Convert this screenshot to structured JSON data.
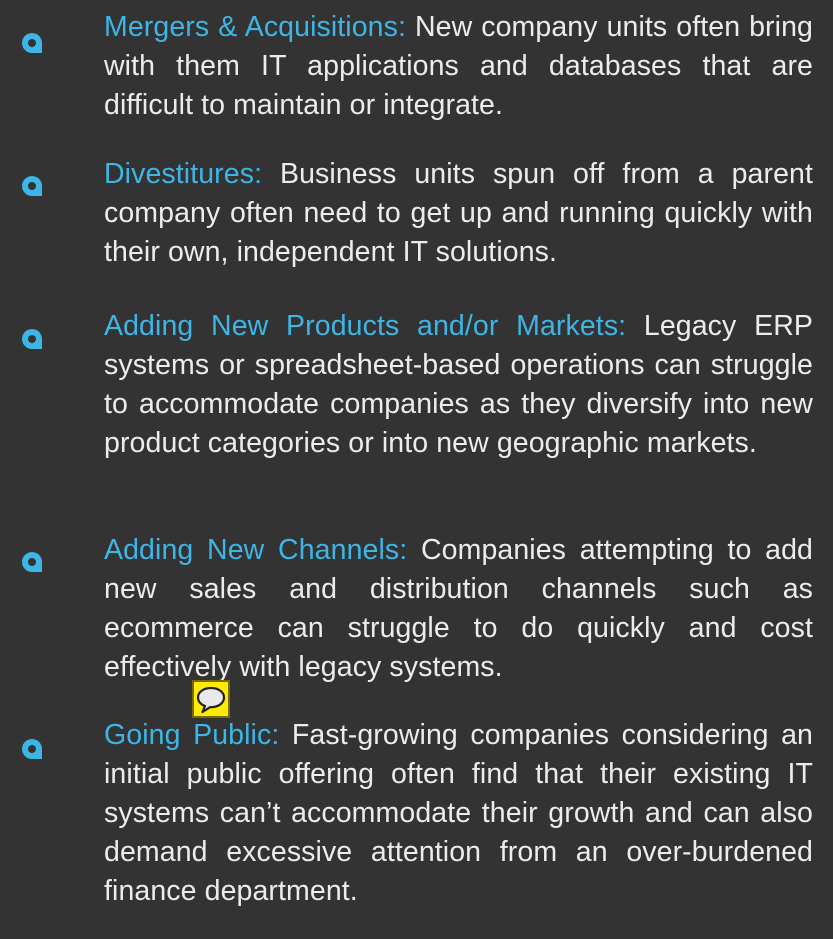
{
  "items": [
    {
      "lead": "Mergers & Acquisitions:",
      "body": " New company units often bring with them IT applications and databases that are difficult to maintain or integrate."
    },
    {
      "lead": "Divestitures:",
      "body": " Business units spun off from a parent company often need to get up and running quickly with their own, independent IT solutions."
    },
    {
      "lead": "Adding New Products and/or Markets:",
      "body": " Legacy ERP systems or spreadsheet-based operations can struggle to accommodate companies as they diversify into new product categories or into new geographic markets."
    },
    {
      "lead": "Adding New Channels:",
      "body": " Companies attempting to add new sales and distribution channels such as ecommerce can struggle to do quickly and cost effectively with legacy systems."
    },
    {
      "lead": "Going Public:",
      "body": " Fast-growing companies considering an initial public offering often find that their existing IT systems can’t accommodate their growth and can also demand excessive attention from an over-burdened finance department."
    }
  ],
  "colors": {
    "background": "#333333",
    "accent": "#3db5e6",
    "text": "#ececec",
    "comment_icon": "#ffeb00"
  },
  "icons": {
    "bullet": "map-pin-bullet-icon",
    "comment": "comment-note-icon"
  }
}
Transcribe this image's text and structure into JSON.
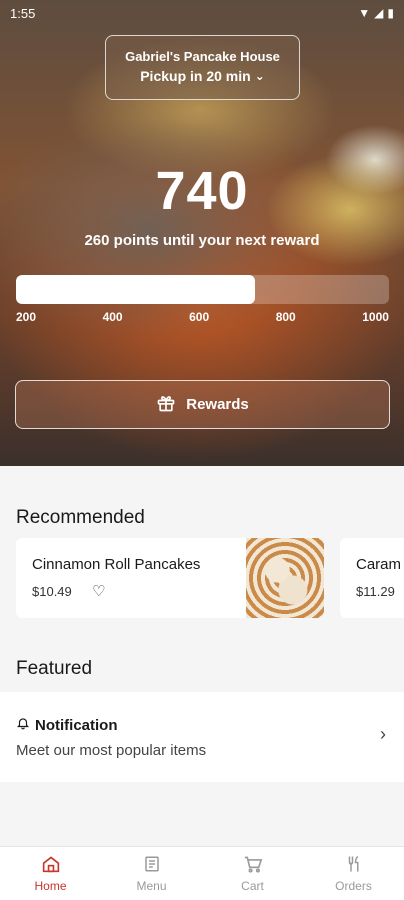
{
  "status_bar": {
    "time": "1:55"
  },
  "store": {
    "name": "Gabriel's Pancake House",
    "pickup": "Pickup in 20 min"
  },
  "rewards": {
    "points": "740",
    "subtitle": "260 points until your next reward",
    "progress_fraction": 0.64,
    "ticks": [
      "200",
      "400",
      "600",
      "800",
      "1000"
    ],
    "button_label": "Rewards"
  },
  "recommended": {
    "title": "Recommended",
    "items": [
      {
        "name": "Cinnamon Roll Pancakes",
        "price": "$10.49"
      },
      {
        "name": "Caram",
        "price": "$11.29"
      }
    ]
  },
  "featured": {
    "title": "Featured",
    "notification_title": "Notification",
    "notification_sub": "Meet our most popular items"
  },
  "nav": {
    "items": [
      {
        "label": "Home",
        "active": true
      },
      {
        "label": "Menu"
      },
      {
        "label": "Cart"
      },
      {
        "label": "Orders"
      }
    ]
  },
  "colors": {
    "accent": "#c8362c"
  }
}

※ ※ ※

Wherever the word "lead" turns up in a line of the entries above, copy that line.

• **OUTPUT OF THE EXERCISE**:
      "lead": "Mergers & Acquisitions:",
      "lead": "Divestitures:",
      "lead": "Adding New Products and/or Markets:",
      "lead": "Adding New Channels:",
      "lead": "Going Public:",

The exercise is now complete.